Jesus took up personal testimony when He challenged the Pharisees: “Can any of you prove me guilty of sin?” (John 8:46).
Peter called Him the “holy and righteous One” (Acts 3:14), and the “lamb without blemish or defect” (1 Peter 1:19).
And even the demons of Hell knew of His sinless nature. The devil at Capernaum shouted: “I know who you are—the Holy One of God!” (Mark 1:24). (That may be the last time Satan uttered the truth!)
Let me explain why man needed a “holy” Savior.
Why Man Needed a Holy Savior
There has always been but one sacrifice that could atone for sin. This is confirmed in both Old and New Testaments: Only a “perfect” sacrifice could atone for sin. In the Old Testament Leviticus says the sacrificial animals for sin were to be “without defect” (4:3; 5:15). Just one small blemish on the animal made it unacceptable to God. That’s why the New Testament shows the Holy, unblemished, virgin born Son of God as the perfect sacrifice for man’s transgressions.
Romans 8:3 says: “For what the law was powerless to do in that it was weakened by the sinful nature, God did by sending his own Son in the likeness of sinful man to be a sin offering. And so he condemned sin in sinful man.”
Hebrews 4:14-15 says, “Since we have a great high priest who has ascended into heaven, Jesus the Son of God, let us hold firmly to the faith we profess. (15) For we do not have a high priest who is unable to empathize with our weaknesses, but we have one who has been tempted in every way, just as we are—yet he did not sin.”

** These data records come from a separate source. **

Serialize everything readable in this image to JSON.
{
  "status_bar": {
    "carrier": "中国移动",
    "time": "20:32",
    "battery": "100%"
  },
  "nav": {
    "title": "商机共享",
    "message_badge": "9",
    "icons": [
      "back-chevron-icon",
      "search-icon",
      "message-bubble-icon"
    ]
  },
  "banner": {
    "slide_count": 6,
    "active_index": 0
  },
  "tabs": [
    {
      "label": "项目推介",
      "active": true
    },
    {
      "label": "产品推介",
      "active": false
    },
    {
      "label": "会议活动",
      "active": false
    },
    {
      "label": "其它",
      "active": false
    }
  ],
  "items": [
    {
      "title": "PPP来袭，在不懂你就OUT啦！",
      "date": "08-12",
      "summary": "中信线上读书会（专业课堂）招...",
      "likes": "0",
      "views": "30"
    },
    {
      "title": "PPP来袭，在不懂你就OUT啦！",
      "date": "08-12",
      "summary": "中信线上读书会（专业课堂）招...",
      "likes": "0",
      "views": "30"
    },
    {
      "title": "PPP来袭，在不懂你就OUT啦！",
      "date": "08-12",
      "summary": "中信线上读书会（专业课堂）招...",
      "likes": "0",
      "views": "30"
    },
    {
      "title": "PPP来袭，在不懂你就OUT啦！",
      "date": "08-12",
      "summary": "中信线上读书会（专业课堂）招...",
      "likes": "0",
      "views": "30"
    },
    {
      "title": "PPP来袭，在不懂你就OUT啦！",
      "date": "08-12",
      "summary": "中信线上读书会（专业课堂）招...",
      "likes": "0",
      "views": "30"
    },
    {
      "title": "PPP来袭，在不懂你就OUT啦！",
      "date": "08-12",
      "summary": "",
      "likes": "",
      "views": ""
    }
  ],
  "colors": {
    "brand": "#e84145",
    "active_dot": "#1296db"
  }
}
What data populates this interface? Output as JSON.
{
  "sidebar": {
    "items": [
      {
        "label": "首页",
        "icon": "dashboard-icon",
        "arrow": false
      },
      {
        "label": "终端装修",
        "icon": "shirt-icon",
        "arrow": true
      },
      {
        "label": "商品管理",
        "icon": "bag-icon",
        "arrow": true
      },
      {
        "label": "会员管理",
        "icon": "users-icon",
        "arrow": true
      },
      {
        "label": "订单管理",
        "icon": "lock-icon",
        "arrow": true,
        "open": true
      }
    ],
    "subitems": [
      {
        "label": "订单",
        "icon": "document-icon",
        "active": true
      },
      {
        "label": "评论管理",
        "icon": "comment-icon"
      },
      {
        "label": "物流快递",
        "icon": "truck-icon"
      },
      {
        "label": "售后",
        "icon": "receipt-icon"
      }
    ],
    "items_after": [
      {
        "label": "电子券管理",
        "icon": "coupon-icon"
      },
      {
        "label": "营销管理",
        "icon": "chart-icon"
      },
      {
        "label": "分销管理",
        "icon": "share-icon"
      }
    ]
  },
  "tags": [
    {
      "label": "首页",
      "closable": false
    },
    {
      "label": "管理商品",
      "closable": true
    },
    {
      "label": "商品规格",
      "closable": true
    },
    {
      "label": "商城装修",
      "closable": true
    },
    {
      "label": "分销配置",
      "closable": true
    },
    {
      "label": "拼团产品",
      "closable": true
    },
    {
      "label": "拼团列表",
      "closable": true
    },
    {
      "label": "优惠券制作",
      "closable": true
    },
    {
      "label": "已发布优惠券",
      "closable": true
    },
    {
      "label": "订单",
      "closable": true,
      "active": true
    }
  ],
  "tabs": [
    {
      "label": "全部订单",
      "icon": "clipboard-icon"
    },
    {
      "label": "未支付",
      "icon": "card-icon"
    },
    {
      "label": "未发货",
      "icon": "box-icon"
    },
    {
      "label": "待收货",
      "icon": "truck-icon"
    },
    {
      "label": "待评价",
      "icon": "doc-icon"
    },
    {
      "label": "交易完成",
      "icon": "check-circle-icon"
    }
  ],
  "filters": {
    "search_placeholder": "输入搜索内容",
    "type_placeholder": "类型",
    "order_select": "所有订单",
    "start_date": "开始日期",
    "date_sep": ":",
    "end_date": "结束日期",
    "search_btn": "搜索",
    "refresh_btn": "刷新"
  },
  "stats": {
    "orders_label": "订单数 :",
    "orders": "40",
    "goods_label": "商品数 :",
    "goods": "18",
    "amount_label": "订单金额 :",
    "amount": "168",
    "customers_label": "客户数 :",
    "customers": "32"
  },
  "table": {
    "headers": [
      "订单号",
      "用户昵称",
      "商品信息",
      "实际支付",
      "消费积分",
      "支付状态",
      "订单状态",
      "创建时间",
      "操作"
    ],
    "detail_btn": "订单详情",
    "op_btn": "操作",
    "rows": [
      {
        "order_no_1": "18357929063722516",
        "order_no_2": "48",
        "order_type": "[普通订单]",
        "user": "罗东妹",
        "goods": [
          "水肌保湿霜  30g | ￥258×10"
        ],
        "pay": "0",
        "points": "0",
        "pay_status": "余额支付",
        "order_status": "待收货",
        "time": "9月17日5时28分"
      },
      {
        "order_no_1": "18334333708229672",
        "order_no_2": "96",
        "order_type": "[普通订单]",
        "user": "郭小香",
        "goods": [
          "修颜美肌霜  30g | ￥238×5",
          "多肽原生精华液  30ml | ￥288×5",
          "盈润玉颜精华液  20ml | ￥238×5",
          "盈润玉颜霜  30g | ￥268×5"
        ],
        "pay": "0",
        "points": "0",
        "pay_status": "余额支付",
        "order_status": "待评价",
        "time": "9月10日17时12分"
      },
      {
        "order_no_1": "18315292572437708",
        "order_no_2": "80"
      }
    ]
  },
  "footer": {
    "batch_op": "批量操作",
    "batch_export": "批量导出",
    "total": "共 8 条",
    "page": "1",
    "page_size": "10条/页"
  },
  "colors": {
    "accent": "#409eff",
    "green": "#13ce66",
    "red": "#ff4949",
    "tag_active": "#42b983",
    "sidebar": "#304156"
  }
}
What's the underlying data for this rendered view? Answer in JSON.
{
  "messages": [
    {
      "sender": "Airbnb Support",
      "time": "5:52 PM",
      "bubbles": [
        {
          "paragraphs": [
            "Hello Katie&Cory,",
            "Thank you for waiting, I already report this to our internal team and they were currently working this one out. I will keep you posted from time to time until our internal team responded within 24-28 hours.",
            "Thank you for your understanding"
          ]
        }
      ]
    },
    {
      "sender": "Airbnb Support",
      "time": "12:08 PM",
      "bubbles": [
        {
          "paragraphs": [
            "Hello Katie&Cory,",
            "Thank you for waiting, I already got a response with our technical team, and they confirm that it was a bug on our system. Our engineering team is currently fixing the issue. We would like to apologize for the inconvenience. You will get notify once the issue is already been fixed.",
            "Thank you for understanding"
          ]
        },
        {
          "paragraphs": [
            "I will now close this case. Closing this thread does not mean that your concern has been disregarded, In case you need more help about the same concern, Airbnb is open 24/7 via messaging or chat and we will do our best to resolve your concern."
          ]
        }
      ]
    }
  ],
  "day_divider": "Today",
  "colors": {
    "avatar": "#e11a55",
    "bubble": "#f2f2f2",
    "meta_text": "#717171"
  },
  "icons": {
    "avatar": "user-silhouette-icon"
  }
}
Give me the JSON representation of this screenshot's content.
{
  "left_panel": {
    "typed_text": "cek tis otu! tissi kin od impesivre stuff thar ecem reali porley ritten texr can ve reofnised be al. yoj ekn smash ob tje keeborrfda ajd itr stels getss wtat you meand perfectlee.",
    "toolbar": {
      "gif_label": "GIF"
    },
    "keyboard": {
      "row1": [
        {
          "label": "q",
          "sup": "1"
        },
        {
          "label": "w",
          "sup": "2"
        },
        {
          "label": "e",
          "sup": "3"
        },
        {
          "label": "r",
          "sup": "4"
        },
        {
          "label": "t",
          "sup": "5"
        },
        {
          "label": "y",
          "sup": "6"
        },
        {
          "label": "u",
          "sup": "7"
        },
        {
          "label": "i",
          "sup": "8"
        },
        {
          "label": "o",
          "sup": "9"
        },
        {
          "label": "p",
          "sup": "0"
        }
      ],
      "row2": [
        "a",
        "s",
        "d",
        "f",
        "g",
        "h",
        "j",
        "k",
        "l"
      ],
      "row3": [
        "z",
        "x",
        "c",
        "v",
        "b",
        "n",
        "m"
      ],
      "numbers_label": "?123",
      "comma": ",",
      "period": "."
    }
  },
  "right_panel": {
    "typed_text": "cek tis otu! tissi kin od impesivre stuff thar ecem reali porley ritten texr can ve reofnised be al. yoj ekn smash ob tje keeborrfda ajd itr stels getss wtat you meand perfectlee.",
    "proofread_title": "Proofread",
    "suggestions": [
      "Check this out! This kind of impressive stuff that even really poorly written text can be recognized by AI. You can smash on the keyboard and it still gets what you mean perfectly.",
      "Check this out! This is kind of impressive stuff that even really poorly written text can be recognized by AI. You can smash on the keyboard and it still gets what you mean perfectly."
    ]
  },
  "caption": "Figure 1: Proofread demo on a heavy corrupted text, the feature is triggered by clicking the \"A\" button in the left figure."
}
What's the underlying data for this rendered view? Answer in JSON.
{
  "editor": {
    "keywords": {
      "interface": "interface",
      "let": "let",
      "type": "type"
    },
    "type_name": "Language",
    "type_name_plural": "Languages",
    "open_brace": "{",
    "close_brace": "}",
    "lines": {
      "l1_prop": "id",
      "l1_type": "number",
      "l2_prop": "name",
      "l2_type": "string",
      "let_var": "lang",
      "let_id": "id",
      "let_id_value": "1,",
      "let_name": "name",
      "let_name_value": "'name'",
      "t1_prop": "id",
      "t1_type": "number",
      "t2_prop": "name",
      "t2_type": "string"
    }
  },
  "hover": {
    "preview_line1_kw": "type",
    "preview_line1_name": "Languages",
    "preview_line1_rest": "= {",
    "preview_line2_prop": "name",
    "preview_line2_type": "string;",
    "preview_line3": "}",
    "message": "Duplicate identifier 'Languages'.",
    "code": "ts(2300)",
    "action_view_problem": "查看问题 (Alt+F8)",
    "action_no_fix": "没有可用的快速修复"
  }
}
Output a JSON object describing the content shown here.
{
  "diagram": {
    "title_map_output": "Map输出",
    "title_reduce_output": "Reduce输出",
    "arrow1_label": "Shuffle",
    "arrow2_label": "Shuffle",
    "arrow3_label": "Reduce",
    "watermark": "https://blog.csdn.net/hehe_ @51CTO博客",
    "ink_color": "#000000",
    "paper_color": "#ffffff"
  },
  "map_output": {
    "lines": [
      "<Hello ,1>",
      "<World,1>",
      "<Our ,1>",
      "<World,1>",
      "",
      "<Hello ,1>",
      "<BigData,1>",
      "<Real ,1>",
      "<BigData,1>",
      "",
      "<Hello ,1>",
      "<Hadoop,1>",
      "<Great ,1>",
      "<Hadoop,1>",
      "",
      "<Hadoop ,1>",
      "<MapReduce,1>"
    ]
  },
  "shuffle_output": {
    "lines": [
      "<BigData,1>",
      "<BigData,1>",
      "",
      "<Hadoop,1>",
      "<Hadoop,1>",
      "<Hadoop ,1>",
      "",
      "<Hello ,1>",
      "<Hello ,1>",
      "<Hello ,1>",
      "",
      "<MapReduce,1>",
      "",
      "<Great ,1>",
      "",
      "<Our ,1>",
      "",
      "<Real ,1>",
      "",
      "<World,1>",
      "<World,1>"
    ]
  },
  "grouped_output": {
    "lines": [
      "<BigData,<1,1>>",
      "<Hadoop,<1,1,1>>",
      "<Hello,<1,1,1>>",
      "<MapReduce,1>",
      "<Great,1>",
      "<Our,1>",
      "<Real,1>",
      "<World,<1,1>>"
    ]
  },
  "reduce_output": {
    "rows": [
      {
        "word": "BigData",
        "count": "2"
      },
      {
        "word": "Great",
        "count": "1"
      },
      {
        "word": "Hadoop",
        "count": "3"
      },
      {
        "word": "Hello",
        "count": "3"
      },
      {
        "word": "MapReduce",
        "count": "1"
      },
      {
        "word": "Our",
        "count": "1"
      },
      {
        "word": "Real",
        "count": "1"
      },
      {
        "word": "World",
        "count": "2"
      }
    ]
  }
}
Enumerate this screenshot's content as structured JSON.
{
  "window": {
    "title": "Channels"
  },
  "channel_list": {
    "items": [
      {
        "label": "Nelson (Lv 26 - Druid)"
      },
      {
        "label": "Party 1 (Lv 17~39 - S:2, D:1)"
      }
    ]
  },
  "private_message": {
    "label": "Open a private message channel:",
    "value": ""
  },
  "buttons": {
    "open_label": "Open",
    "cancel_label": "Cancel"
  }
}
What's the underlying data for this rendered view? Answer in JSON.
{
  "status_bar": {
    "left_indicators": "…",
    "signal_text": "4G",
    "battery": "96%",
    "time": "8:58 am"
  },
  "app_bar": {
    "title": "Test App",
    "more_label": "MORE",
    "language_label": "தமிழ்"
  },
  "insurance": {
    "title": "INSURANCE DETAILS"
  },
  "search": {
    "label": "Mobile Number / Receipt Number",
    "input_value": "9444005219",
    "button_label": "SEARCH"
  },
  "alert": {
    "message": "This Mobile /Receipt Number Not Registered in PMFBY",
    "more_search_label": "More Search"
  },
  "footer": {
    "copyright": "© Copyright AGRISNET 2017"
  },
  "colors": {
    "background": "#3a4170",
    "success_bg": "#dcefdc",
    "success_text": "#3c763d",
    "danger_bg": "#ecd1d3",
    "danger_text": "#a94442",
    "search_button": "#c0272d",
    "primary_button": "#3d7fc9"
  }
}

Remember, throughout the Bible the word “holy” is given a special place. Scores of references proclaim that “God is holy.” And while Christians are called to live “holy” lives, though we try, we often fail. But Jesus never failed! And He didn’t fail because He was not “of the earth,” He was “from above.” He was the virgin born Son of God!